▶ _Material supplied_
━━━━━━━━━━━━━━━━

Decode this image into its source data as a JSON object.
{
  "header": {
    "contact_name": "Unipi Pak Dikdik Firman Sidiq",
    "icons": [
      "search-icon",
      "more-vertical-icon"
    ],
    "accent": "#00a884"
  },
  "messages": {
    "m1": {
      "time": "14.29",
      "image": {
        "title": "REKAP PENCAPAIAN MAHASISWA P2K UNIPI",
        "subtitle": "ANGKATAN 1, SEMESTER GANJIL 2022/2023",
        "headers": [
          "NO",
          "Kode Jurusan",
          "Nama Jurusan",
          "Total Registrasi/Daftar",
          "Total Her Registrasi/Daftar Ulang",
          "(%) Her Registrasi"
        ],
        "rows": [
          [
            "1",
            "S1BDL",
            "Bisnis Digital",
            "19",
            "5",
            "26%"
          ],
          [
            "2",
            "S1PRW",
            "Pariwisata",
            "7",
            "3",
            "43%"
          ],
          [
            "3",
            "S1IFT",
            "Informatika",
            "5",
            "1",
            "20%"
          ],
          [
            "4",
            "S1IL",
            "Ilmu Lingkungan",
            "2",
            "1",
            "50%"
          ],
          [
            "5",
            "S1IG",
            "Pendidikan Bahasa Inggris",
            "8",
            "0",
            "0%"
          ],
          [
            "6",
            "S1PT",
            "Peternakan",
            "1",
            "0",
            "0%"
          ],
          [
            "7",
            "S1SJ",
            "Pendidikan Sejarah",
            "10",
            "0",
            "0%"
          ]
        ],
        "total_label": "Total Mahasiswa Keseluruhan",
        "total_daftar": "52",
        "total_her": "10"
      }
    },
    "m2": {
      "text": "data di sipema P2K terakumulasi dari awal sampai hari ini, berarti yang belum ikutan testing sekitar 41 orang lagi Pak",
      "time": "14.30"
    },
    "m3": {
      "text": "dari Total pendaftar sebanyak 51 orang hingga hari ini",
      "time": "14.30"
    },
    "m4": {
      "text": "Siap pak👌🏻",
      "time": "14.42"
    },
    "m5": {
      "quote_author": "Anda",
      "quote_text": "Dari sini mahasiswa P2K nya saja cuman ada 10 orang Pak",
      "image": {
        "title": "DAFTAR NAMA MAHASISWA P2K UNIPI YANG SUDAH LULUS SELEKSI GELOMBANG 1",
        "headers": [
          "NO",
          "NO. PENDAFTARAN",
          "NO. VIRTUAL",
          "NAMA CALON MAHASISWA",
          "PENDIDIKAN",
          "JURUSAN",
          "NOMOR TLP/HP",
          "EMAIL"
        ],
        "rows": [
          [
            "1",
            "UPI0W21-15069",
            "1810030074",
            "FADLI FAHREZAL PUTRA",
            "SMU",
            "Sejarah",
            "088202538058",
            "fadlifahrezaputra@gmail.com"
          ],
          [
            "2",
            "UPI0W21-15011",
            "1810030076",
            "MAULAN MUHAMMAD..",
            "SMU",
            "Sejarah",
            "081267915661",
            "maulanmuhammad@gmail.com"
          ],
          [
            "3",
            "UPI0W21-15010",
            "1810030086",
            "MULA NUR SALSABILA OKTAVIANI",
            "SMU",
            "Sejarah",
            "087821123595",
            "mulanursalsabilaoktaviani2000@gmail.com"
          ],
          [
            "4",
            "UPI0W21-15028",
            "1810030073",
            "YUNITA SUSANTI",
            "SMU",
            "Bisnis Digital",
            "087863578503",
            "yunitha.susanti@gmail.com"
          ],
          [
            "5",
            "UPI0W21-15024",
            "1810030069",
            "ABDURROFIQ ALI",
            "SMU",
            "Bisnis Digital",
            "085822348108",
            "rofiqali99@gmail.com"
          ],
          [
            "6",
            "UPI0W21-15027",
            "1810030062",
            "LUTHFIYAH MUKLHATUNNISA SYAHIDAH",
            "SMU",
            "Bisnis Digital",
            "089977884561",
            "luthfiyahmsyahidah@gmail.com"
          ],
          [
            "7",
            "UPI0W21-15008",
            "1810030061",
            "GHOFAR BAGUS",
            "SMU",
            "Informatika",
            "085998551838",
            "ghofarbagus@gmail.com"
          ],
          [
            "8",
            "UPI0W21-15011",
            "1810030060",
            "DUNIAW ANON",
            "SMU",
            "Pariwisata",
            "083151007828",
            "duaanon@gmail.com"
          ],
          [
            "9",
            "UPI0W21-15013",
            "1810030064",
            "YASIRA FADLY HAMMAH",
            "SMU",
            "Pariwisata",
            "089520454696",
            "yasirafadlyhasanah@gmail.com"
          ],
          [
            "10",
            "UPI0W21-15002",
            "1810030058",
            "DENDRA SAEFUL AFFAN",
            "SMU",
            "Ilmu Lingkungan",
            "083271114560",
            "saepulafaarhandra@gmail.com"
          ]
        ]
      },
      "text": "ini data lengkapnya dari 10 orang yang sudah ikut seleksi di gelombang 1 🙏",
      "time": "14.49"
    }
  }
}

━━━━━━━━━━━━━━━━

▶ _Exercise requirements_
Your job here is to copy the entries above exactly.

▶ _Exercise result_
Decode this image into its source data as a JSON object.
{
  "header": {
    "contact_name": "Unipi Pak Dikdik Firman Sidiq",
    "icons": [
      "search-icon",
      "more-vertical-icon"
    ],
    "accent": "#00a884"
  },
  "messages": {
    "m1": {
      "time": "14.29",
      "image": {
        "title": "REKAP PENCAPAIAN MAHASISWA P2K UNIPI",
        "subtitle": "ANGKATAN 1, SEMESTER GANJIL 2022/2023",
        "headers": [
          "NO",
          "Kode Jurusan",
          "Nama Jurusan",
          "Total Registrasi/Daftar",
          "Total Her Registrasi/Daftar Ulang",
          "(%) Her Registrasi"
        ],
        "rows": [
          [
            "1",
            "S1BDL",
            "Bisnis Digital",
            "19",
            "5",
            "26%"
          ],
          [
            "2",
            "S1PRW",
            "Pariwisata",
            "7",
            "3",
            "43%"
          ],
          [
            "3",
            "S1IFT",
            "Informatika",
            "5",
            "1",
            "20%"
          ],
          [
            "4",
            "S1IL",
            "Ilmu Lingkungan",
            "2",
            "1",
            "50%"
          ],
          [
            "5",
            "S1IG",
            "Pendidikan Bahasa Inggris",
            "8",
            "0",
            "0%"
          ],
          [
            "6",
            "S1PT",
            "Peternakan",
            "1",
            "0",
            "0%"
          ],
          [
            "7",
            "S1SJ",
            "Pendidikan Sejarah",
            "10",
            "0",
            "0%"
          ]
        ],
        "total_label": "Total Mahasiswa Keseluruhan",
        "total_daftar": "52",
        "total_her": "10"
      }
    },
    "m2": {
      "text": "data di sipema P2K terakumulasi dari awal sampai hari ini, berarti yang belum ikutan testing sekitar 41 orang lagi Pak",
      "time": "14.30"
    },
    "m3": {
      "text": "dari Total pendaftar sebanyak 51 orang hingga hari ini",
      "time": "14.30"
    },
    "m4": {
      "text": "Siap pak👌🏻",
      "time": "14.42"
    },
    "m5": {
      "quote_author": "Anda",
      "quote_text": "Dari sini mahasiswa P2K nya saja cuman ada 10 orang Pak",
      "image": {
        "title": "DAFTAR NAMA MAHASISWA P2K UNIPI YANG SUDAH LULUS SELEKSI GELOMBANG 1",
        "headers": [
          "NO",
          "NO. PENDAFTARAN",
          "NO. VIRTUAL",
          "NAMA CALON MAHASISWA",
          "PENDIDIKAN",
          "JURUSAN",
          "NOMOR TLP/HP",
          "EMAIL"
        ],
        "rows": [
          [
            "1",
            "UPI0W21-15069",
            "1810030074",
            "FADLI FAHREZAL PUTRA",
            "SMU",
            "Sejarah",
            "088202538058",
            "fadlifahrezaputra@gmail.com"
          ],
          [
            "2",
            "UPI0W21-15011",
            "1810030076",
            "MAULAN MUHAMMAD..",
            "SMU",
            "Sejarah",
            "081267915661",
            "maulanmuhammad@gmail.com"
          ],
          [
            "3",
            "UPI0W21-15010",
            "1810030086",
            "MULA NUR SALSABILA OKTAVIANI",
            "SMU",
            "Sejarah",
            "087821123595",
            "mulanursalsabilaoktaviani2000@gmail.com"
          ],
          [
            "4",
            "UPI0W21-15028",
            "1810030073",
            "YUNITA SUSANTI",
            "SMU",
            "Bisnis Digital",
            "087863578503",
            "yunitha.susanti@gmail.com"
          ],
          [
            "5",
            "UPI0W21-15024",
            "1810030069",
            "ABDURROFIQ ALI",
            "SMU",
            "Bisnis Digital",
            "085822348108",
            "rofiqali99@gmail.com"
          ],
          [
            "6",
            "UPI0W21-15027",
            "1810030062",
            "LUTHFIYAH MUKLHATUNNISA SYAHIDAH",
            "SMU",
            "Bisnis Digital",
            "089977884561",
            "luthfiyahmsyahidah@gmail.com"
          ],
          [
            "7",
            "UPI0W21-15008",
            "1810030061",
            "GHOFAR BAGUS",
            "SMU",
            "Informatika",
            "085998551838",
            "ghofarbagus@gmail.com"
          ],
          [
            "8",
            "UPI0W21-15011",
            "1810030060",
            "DUNIAW ANON",
            "SMU",
            "Pariwisata",
            "083151007828",
            "duaanon@gmail.com"
          ],
          [
            "9",
            "UPI0W21-15013",
            "1810030064",
            "YASIRA FADLY HAMMAH",
            "SMU",
            "Pariwisata",
            "089520454696",
            "yasirafadlyhasanah@gmail.com"
          ],
          [
            "10",
            "UPI0W21-15002",
            "1810030058",
            "DENDRA SAEFUL AFFAN",
            "SMU",
            "Ilmu Lingkungan",
            "083271114560",
            "saepulafaarhandra@gmail.com"
          ]
        ]
      },
      "text": "ini data lengkapnya dari 10 orang yang sudah ikut seleksi di gelombang 1 🙏",
      "time": "14.49"
    }
  }
}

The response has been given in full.